General Conference ended late Friday night, and I've now been home for just over 24 hours. I have spent most of this time in reflection of all that has occurred over the past two weeks.
Two weeks ago, I was in a very different place. I was getting ready to leave for General Conference with few ideas of what to expect. I knew I was full of hope and looking forward to some great "holy conferencing" with my United Methodist brothers and sisters from around the globe. My greatest concerns were of finding time for self-care: getting enough sleep, not eating just junk, and finding enough "alone" time to keep me sane. Turns out in the end, that none of these things actually mattered. And life goes on.
I wrote quite a bit on here about some of the big legislations that did (or didn't) go through. Some. I think I failed to mention other big ones such as we voted to have full communion with the ELCA, which will become official if their body also votes for it at their conference in a couple of months. Lots of things were changed with the ordination process, too- varying from language ("probationary" will now be "provisionary") to a change in commissioning for two years rather than 3. This was a result of some folks wanting to "streamline" the ordination process (it is long, obnoxious, and sometimes feels impossible). I, however, strongly disagree with many of these changes, and am disappointed in the changes, as I feel like they were not fully discussed as to the implications they would have long-term. (Maybe they were discussed more fully in the legislative body; I was unable to attend those sessions). Also related to ordination, Deacons were given sacramental authority with the permission of the Bishop in cases of extension ministries where no Elder is present. (A side note on ordination... there were also petitions to reject the "Church within a Church" movement... which were rejected!)
As I work to re-discover how life has gone on without us during the past couple of weeks, I am slowly moving on. Moving on to a place of peace with the decisions that have been made. Moving from mourning on Good Friday (as I still very much felt this morning) and into a place of Holy Saturday. I'm still not to the Resurrection of Easter yet, but I'll get there. As I find opportunities to engage with others who did not experience the despair first-hand at the conference, I find I am quickly moving into their shared hope. Because there is hope. Lots of it. Far more good things came from this conference than bad ones. The bad ones... were really bad. But they aren't the end. We are still the Church. In reality, many things didn't change at all. The BOD basically reads the same. Yet we (Holy Covenant) have been a welcoming, inclusive church for nearly 30 years... and that is not going to change.
I also realize, and am stuck on, the hope that comes in numbers. Hope in seeing our progression. Our church is so divided, so broken. Yet I can't help but to feel and know that the brokenness is mutual. This has become about "us" and "them" - yet I hold fast to the belief that WE are ONE body of Christ, and until we can reconcile that - at least to agree to disagree - none of us can be whole.

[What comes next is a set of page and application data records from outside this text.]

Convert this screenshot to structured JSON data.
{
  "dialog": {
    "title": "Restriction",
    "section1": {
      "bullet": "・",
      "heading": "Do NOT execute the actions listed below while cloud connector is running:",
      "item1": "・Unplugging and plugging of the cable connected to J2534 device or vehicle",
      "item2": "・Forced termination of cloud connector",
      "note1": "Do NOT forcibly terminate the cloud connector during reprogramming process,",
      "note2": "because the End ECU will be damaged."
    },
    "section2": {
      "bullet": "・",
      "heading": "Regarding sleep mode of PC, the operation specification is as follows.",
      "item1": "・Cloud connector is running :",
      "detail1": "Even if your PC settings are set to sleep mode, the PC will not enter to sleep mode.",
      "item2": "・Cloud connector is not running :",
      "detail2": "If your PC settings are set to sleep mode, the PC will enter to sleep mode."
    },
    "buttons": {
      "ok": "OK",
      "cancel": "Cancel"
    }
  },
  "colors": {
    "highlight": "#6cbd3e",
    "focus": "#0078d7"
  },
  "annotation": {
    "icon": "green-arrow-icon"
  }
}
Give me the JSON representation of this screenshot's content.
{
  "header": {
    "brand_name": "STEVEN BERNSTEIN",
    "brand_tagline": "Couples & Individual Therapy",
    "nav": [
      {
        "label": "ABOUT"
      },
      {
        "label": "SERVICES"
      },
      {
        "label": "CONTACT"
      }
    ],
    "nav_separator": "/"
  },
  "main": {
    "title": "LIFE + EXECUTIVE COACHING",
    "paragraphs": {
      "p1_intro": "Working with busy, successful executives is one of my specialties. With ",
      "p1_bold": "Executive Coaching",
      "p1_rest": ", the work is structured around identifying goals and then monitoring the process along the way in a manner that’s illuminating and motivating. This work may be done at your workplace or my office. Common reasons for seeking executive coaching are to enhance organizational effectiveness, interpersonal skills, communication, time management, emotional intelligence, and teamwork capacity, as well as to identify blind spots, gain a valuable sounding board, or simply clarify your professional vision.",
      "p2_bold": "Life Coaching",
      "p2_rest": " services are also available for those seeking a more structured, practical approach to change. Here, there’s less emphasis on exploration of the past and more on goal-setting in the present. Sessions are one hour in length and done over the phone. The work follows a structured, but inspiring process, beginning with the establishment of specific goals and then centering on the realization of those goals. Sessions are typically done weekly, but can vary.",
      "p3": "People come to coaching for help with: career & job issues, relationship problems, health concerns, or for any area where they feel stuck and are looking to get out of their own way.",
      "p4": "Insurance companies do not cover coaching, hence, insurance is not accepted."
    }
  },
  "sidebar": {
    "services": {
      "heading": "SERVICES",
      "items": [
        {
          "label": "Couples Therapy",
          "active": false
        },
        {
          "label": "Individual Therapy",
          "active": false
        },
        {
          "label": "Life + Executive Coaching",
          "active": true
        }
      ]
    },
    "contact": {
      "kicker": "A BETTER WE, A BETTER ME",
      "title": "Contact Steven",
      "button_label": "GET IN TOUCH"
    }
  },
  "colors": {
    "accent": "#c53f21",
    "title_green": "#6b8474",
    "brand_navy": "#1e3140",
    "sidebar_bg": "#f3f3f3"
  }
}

The vote was SO close this time. Seven changed votes would have made the difference and the change. So it goes in a democratic system. Is that really a victory? I say it is both a loss for both sides that we are so divided, and also in many ways a victory, for we can rest knowing that as the votes have shifted, they have done so as a result of hearts and minds being opened. We know and trust the Holy Spirit will continue to do so, and the change we speak so highly of WILL come. We can count on that.
So I rest in the hope we must have. I look forward to a future in the church I know I can play a role in changing. I also know that this issue- exclusion based on sexual orientation - is only one of many flaws our church has. Have I thought about leaving because of this? I would be lying if I said it has never crossed my mind. But I would also be lying to say that I think I would ever do so. Change has to come from within... and change happens through personal relationships and conversations. If I (we!) can stay within The UMC and help to do these things, only then can change be made real and possible. Christ said it wouldn't be easy. But it is holy. Holy Change. We'll get there, friends. I can see our Future with Hope.